The ticket, which claimed that a fee of £8 had been paid for ten hours’ parking, had part of its serial number covered by a 10p coin.

He told how the shading on the city council logo was slightly different to genuine tickets, the number ‘3’ was printed more curved than usual and the edges to the counterfeit ticket were rough, prompting him to slap a fixed penalty notice on the windscreen.

Evans, who was working for estate agents Your Move at the time, saw the warden from his office block and went to confront him, the court was told.

But he refused to open the car to show Mr Meadows the ticket, and walked away telling him to “go and get a proper job”.

The court was told how investigations were carried out which confirmed no ticket had been bought from any of the machines servicing that car park at the price of £8 that day.

Parking enforcement officers repeatedly contacted Evans – who the court heard has received more than £1,000 in separate parking fines in recent years – asking him to provide the ticket, but he failed to respond.

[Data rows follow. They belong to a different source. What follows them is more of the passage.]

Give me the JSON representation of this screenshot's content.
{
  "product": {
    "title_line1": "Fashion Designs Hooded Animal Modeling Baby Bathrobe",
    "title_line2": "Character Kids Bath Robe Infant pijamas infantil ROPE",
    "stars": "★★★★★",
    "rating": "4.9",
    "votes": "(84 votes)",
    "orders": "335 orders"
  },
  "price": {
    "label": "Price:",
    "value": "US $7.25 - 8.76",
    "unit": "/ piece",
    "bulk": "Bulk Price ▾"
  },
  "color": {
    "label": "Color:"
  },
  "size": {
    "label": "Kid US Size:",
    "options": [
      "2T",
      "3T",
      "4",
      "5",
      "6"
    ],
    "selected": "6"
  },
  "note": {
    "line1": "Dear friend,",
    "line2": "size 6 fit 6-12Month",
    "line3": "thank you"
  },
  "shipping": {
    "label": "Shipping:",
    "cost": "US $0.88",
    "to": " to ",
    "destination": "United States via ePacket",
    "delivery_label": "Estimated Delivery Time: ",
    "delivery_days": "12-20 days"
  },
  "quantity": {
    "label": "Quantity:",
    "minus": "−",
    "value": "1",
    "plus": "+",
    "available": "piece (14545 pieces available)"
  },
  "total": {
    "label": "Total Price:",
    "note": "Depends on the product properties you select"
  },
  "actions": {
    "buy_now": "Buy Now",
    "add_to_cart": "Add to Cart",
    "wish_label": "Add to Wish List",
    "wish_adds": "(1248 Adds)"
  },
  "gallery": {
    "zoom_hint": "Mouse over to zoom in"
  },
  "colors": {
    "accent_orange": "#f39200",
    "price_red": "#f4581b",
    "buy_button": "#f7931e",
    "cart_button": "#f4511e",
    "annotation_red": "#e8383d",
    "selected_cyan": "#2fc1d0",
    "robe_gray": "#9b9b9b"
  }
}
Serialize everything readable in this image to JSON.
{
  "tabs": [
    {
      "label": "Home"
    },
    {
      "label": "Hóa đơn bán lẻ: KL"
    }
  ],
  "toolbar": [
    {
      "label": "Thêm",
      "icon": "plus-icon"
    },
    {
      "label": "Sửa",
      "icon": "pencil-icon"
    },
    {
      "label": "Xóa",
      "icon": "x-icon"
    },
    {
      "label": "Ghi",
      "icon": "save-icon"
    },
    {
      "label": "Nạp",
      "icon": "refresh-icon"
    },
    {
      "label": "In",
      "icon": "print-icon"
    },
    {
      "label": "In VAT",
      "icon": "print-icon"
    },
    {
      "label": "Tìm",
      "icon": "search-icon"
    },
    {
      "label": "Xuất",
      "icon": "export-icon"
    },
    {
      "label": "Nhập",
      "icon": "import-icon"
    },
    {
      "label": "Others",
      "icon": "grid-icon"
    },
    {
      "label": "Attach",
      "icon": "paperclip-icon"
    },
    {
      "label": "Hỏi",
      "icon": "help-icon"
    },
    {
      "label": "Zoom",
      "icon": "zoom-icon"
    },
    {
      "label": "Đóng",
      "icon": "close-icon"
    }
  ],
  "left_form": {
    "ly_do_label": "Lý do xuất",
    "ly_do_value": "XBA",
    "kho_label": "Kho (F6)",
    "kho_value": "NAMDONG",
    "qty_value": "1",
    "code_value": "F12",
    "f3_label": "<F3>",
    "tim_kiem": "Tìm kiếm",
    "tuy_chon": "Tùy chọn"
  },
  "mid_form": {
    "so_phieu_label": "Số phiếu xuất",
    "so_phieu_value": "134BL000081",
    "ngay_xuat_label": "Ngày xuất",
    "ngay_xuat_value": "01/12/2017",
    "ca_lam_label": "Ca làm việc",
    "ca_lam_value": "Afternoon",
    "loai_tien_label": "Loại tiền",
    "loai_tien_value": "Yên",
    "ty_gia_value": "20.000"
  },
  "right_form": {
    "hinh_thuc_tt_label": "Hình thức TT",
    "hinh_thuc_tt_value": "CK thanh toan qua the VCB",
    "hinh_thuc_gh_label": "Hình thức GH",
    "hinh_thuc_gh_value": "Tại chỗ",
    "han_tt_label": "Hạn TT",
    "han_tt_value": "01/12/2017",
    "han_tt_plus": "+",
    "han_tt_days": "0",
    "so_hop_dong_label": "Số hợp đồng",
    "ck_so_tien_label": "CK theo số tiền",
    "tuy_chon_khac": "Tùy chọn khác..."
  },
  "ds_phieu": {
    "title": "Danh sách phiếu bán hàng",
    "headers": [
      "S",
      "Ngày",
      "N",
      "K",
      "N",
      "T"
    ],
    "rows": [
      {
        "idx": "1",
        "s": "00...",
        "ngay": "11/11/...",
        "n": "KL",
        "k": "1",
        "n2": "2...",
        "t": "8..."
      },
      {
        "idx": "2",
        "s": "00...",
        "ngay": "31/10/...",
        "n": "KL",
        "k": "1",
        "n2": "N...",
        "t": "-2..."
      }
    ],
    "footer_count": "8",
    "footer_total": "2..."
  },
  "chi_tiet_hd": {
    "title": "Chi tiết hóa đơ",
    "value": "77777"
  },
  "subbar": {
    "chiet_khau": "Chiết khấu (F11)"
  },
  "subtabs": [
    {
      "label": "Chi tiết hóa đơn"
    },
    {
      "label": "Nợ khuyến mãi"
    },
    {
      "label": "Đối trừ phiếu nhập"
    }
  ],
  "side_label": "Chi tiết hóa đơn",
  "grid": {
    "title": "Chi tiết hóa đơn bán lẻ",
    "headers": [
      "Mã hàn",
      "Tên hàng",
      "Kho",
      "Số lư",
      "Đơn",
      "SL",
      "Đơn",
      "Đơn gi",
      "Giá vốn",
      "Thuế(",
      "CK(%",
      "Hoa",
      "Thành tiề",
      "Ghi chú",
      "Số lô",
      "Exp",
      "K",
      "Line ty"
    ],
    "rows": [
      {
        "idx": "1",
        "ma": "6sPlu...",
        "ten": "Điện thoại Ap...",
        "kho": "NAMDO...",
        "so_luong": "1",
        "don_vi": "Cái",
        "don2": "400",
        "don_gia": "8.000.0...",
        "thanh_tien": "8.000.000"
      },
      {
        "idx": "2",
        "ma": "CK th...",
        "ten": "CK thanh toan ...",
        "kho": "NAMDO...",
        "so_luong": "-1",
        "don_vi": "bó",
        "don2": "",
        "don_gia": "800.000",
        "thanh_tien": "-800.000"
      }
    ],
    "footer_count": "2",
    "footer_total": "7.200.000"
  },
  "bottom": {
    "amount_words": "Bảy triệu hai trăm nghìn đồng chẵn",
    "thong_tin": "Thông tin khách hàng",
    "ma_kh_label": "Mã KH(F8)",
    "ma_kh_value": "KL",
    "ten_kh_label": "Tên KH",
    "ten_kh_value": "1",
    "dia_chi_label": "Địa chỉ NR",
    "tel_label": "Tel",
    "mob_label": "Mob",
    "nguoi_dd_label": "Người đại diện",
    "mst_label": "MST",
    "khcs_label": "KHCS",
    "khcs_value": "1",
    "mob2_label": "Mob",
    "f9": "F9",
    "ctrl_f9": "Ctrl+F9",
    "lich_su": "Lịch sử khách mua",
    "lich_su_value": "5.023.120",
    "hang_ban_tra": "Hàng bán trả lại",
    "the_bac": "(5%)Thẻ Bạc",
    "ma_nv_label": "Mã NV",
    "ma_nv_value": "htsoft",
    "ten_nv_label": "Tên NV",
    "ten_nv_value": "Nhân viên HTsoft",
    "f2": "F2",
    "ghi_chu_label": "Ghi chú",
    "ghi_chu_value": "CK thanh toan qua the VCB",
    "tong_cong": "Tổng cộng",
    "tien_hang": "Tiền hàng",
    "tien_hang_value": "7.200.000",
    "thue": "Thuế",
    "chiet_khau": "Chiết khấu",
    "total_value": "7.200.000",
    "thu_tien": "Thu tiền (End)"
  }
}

Instead, weeks after the incident on August 29, he emailed them – to complain about his treatment by Mr Meadows.

Giving evidence in his trial, Evans named a former colleague, Jonathan Bailey, as the man who must have got the fake ticket. He said the pair shared the journey to work, with Evans driving every day and Mr Bailey paying for parking.

However, the court heard how nobody had been able to trace Mr Bailey – and Evans was accused by Southampton City Council lawyer, Francisca Da Costa, of “inventing a fictional character” to take the blame when he was caught trying to get “a freebie”.

Evans, from Crampmoor Lane, Romsey, admitted one count of failing to give information which would identify the owner of the car, and was found guilty of a second charge of displaying a false parking ticket.

The court was told how he had three previous convictions for making off without paying, for which he had received 80 hours community service.

Sentencing him, chairman of the bench Susan Williams told Evans she did not believe his evidence and gave him a further 130 hours of community work and ordered him to pay £530 costs.